Seldom does a book come along that explains so well why we are and should be doing something. In Lift, Daniel Kunitz does an excellent job of going over the reasons we lift and why we need to lift, as well as breaking open some myths about lifting along the way.

Let’s begin with what this book isn’t. Although there are elements of workouts related to lifting in the text, this is not a workout book nor is it a weight loss book. That said, if you do follow some of the guidelines reviewed in the book, you are practically guaranteed to lose weight.

17 05, 2016

Review: The Hundred-Year Walk by Dawn Anahid MacKeen

By | May 17th, 2016|Categories: Historical, Nonfiction, Politics & Government, Travel|Tags: , , , , , |2 Comments

Rating:

hundred-year walk book coverReviewed by Vera Pereskokova

Every year, on April 24th, Armenians around the world commemorate the victims of the Armenian Genocide. Between 1915 and 1917, the government of the Ottoman Empire (present day Turkey) ordered the systematic deportation and extermination of hundreds of thousands of its Armenian residents, as well as other Christian ethnic groups. Although Turkey still denies that the events of those years constitute genocide, estimates suggest that as many as 1.5 million people perished as a result of death marches or outright massacres.

I am half-Armenian from my mother’s side and while I’ve always been aware of the Armenian Genocide, I knew little of the facts. So when an email describing The Hundred-Year Walk by Dawn Anahid MacKeen popped up in my inbox, I jumped at the chance to read it.

The Hundred-Year Walk is a true account

11 05, 2016

Review: The Billion Dollar Spy by David E. Hoffman

By | May 11th, 2016|Categories: Historical, Nonfiction, Politics & Government, True Accounts|Tags: , , , , , , |0 Comments

Rating:

billion dollar spy book coverReviewed by Sarah McCubbin

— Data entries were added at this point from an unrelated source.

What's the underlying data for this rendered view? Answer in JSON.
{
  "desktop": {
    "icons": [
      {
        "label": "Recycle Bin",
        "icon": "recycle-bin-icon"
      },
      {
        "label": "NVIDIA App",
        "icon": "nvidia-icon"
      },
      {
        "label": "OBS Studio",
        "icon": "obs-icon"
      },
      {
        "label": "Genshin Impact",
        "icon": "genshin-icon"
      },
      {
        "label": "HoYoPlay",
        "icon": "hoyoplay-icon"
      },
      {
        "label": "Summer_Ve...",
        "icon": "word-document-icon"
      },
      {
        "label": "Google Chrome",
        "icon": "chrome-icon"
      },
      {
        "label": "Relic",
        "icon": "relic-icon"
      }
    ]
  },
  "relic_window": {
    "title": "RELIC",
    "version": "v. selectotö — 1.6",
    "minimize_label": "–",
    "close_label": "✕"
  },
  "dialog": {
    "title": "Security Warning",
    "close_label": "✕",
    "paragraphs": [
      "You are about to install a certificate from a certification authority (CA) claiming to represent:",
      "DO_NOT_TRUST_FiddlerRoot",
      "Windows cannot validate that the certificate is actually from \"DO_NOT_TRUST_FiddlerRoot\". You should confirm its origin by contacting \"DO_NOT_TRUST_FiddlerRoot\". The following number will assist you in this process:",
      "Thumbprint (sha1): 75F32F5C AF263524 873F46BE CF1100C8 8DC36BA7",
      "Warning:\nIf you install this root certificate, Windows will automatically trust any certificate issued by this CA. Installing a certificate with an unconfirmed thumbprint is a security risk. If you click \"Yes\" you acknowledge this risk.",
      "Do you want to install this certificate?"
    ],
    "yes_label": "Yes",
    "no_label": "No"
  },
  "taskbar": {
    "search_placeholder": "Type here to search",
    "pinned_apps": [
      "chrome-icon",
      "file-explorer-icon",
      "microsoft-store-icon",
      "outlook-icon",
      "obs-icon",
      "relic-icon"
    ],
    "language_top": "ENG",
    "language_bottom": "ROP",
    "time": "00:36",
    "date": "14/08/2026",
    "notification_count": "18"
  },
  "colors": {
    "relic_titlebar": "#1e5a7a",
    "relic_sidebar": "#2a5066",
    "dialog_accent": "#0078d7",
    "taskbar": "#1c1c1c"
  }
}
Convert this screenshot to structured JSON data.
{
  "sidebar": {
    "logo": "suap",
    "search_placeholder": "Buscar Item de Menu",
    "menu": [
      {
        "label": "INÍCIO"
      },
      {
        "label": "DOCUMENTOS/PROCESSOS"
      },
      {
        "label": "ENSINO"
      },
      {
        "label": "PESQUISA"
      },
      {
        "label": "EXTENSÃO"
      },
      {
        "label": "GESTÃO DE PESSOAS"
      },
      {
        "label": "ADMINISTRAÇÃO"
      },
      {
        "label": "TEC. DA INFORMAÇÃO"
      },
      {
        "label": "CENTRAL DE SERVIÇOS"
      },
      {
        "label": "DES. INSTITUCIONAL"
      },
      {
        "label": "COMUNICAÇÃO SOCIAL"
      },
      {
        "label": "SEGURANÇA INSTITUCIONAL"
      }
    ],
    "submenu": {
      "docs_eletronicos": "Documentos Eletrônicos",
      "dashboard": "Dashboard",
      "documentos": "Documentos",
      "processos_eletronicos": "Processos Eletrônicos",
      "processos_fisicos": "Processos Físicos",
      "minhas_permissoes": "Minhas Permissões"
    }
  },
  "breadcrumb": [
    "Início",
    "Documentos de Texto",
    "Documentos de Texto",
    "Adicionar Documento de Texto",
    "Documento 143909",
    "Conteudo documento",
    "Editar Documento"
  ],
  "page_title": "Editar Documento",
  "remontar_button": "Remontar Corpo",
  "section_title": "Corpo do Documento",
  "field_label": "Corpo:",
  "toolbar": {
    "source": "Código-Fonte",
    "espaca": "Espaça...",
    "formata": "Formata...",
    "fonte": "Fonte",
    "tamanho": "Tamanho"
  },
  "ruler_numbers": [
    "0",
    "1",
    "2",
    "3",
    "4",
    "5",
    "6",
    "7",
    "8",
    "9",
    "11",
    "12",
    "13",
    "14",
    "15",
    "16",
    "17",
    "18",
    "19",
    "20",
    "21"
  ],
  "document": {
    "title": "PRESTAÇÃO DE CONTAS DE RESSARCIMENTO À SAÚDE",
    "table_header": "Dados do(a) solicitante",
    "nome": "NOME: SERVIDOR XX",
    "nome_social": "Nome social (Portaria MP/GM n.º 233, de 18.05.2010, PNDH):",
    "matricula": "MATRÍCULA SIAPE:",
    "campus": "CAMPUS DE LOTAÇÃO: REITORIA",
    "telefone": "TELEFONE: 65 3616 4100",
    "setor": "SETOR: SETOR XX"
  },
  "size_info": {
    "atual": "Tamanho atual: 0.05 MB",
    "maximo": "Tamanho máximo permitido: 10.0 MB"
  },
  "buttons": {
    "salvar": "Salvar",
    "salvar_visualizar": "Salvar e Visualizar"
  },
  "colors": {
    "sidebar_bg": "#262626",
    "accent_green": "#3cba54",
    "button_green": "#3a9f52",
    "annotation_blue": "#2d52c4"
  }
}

The Billion Dollar Spy takes readers deep undercover to tell the true story of Soviet spy activity on behalf of the United States in the late 1970s and early 80s. Relying on eyewitness accounts and valuable declassified  documents, author David E. Hoffman unravels a true story of one Russian engineer who worked with Soviet military intelligence and the layers of deception he perpetrated to obtain revenge on the Soviet government for the wrongs they had exacted.

On a cold winter night in February 1978, a man approached the car belonging to the CIA director of the Moscow outpost. Through a crack in the window, he passed an envelope filled with classified Soviet military information. This began a relationship that lasted for years. To most people who knew Adolf Tolkachev, he was a quiet, unassuming